Monday, December 10, 2007

Who's new

The McGill Reporter has a feature on new faculty this week, including profiles of political philosopher Iwao Hirose and political theorist Victor Muñiz-Fraticelli.
Granite memories

Since, for the first time in my life, I'm spending the presidential primary season outside the U.S., I've been a bit too detached from it for my customary New Hampshire primary nostalgia. (Lived there until 18, and then summers until 20; stayed registered to vote there all through grad school.) But this Ana Marie Cox vlog about important New Hampshire facts for outsider politicos (e.g. "Dunkin Donuts. Get used to it" and "third-largest legislature in the [English-speaking] world") brought it all back for me.

The disproportionately high number of vets she mentions-- which was especially disproportionately high in my hometown of Portsmouth, which during the Cold War was home to a major air force base in addition to the major naval base it's hosted for 200+ years-- was a major feature of the social and political world in which I grew up. It's been one of the most striking changes between life in New Hampshire and life in academia (excepting, of course, my year at the Australian Defense Force Academy). Almost the only vets younger than 70 I know in the academy are Israeli.

The Manchester nickname "Manch Vegas", which postdates my New Hampshire years, is, as the yankees call it, "humah."

Sunday, December 09, 2007

I've mentioned my skepticism

about this set of projections before, and there's added reason for skepticism when there's institutional self-interest and lobbying at stake. But noted for the record:

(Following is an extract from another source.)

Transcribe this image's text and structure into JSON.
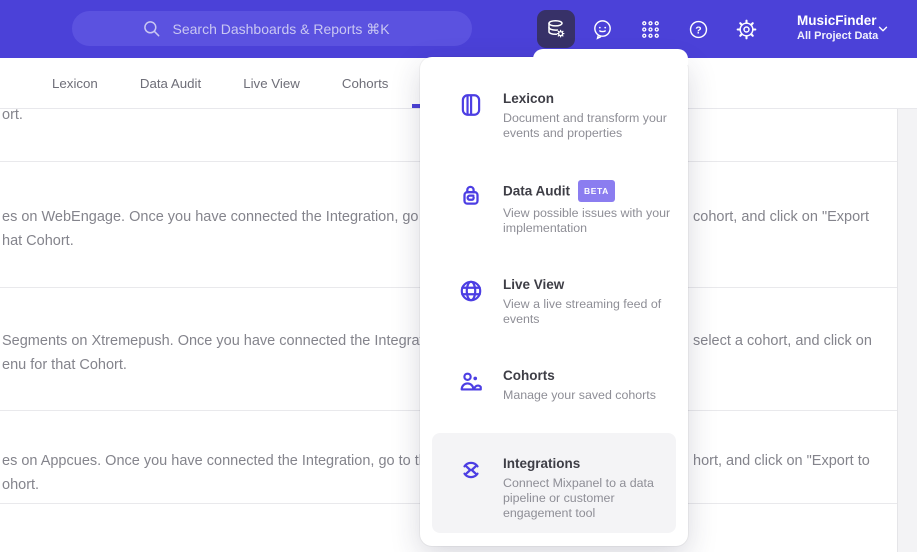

OTTAWA -- Universities need to increase their masters and doctoral students by 35 per cent in the next decade if Canada wants to avoid a crippling shortage in highly educated employees, including professors, warns a national post-secondary education group.

To that end, the Association of Universities and Colleges of Canada is lobbying the federal government for $319 million in new scholarship money annually, to be phased in over three years, to lure more masters and doctoral students from home and abroad.

Institutions are also increasing efforts to market Canada as an enticing destination for international students in hopes that if more come to study they will elect to stay in the country and join the high end of the labour force.

he association, representing 92 colleges and universities, recently made its pitch to the House of Commons finance committee as it hears submissions in preparation for the 2008-2009 federal budget.

"We're way, way, short. We need to produce more masters-trained and more PhD-trained students for the Canadian economy," Tom Traves, president of Dalhousie University and chairman of the association, said in an interview. "It's not a huge problem now, but it will be in 10 years."

Universities must turn out 500,000 new graduate students in the next decade -- 150,000 more than current projections -- if Canada is to keep pace internationally in the knowledge economy at a time when the country faces "a massive demographic problem" of an aging workforce, said Traves.

Not only are half the country's 40,000 professors on the retirement track and need to be replaced with other academics, the government and the private sector are also seeking more highly educated employees, said Traves.

Universities are pressing the government to create 2,500 scholarships for international students, which would cost $70-million annually when fully subscribed in three years.

On the domestic front, universities want Ottawa to pitch in another $105 million annually to entice students to pursue their masters and PhD's in Canada and another $144 million per year in scholarships for research.

On top of the scholarship funding, universities want another $50 million annually toward sponsoring new masters and doctoral graduates in work placements.